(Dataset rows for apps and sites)
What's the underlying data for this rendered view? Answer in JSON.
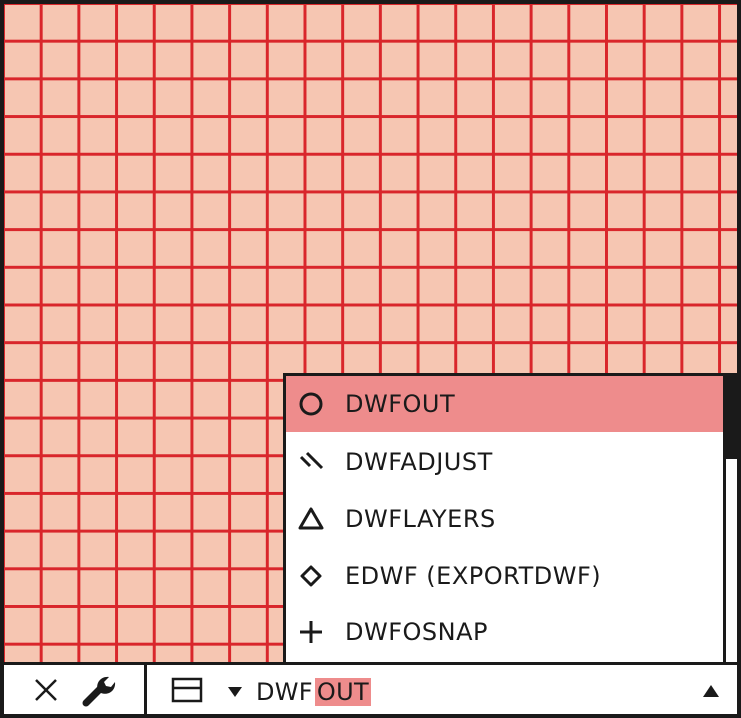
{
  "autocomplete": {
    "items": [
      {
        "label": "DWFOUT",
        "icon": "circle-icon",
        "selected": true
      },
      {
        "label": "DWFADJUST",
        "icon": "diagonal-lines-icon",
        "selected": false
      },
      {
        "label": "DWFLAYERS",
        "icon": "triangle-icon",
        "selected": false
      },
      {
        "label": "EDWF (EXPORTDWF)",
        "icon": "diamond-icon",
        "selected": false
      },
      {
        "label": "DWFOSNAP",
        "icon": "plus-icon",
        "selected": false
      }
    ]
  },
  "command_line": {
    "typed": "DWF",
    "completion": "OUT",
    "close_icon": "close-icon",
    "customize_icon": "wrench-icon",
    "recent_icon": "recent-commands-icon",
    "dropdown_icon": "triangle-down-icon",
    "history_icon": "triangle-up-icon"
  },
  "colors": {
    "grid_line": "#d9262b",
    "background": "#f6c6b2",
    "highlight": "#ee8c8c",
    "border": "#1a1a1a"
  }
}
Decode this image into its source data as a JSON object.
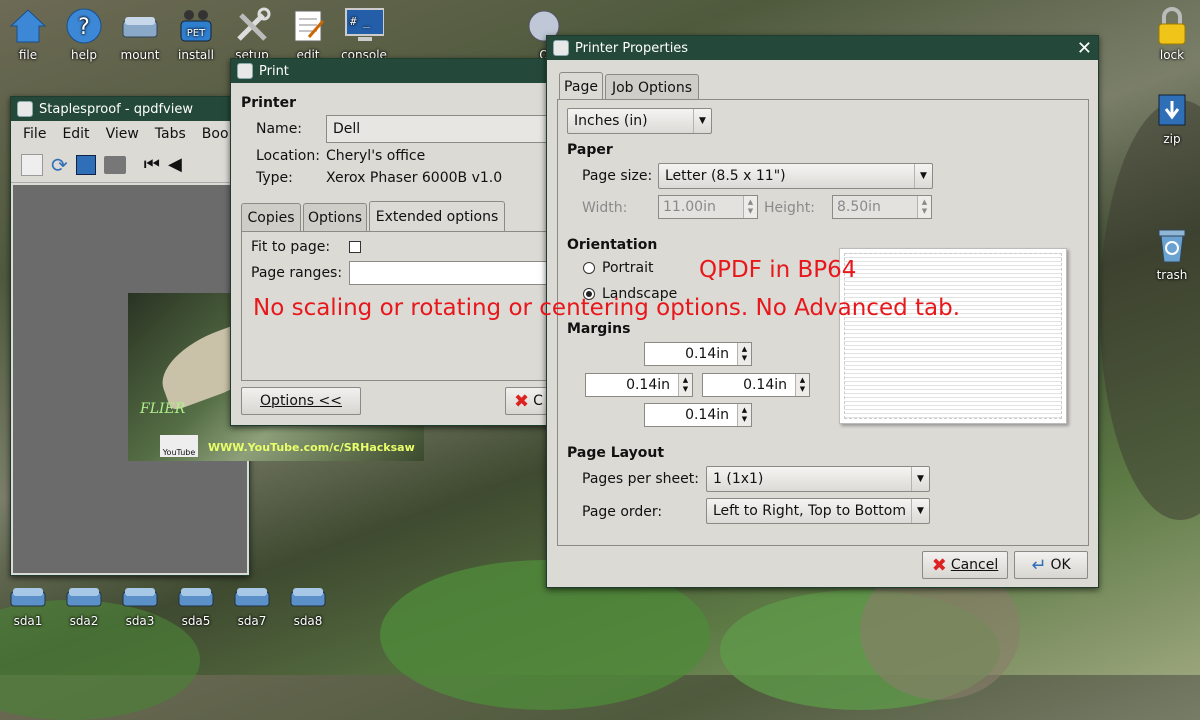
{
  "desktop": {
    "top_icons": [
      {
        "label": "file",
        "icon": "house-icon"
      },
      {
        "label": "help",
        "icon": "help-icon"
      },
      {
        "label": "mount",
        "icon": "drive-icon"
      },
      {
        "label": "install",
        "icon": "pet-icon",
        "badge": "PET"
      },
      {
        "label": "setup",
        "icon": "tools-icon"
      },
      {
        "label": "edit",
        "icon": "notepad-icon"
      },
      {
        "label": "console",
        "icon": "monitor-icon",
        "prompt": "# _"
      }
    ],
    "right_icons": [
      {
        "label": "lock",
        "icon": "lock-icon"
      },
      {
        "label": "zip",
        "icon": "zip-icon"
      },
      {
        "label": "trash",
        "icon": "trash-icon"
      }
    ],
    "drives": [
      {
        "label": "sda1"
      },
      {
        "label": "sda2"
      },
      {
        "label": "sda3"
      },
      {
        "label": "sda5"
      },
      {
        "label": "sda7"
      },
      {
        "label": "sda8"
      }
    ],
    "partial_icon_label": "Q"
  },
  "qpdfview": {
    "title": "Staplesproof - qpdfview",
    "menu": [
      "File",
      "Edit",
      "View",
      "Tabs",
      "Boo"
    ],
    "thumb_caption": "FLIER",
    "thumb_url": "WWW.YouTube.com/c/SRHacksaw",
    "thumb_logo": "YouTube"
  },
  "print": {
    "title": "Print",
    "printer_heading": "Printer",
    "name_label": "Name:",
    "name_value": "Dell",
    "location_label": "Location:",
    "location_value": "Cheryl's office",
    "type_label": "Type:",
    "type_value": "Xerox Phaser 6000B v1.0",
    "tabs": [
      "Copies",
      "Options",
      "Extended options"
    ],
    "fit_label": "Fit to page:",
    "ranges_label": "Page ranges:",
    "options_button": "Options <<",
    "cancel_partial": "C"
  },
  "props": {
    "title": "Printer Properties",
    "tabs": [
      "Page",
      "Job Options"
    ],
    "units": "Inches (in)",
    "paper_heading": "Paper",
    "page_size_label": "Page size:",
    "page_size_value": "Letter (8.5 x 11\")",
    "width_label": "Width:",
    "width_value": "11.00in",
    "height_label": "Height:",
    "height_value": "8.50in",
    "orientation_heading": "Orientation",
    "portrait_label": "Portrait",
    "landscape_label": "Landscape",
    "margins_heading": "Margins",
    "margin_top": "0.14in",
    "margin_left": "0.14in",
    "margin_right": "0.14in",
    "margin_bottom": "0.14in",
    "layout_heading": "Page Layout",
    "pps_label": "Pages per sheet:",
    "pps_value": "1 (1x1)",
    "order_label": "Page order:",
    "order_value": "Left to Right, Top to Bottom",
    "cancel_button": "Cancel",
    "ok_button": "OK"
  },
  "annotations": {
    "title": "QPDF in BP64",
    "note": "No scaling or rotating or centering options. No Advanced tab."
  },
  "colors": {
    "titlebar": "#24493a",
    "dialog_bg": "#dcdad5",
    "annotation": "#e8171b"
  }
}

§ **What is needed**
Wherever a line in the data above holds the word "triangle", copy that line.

§ **Written response**
        "icon": "triangle-icon",
    "dropdown_icon": "triangle-down-icon",
    "history_icon": "triangle-up-icon"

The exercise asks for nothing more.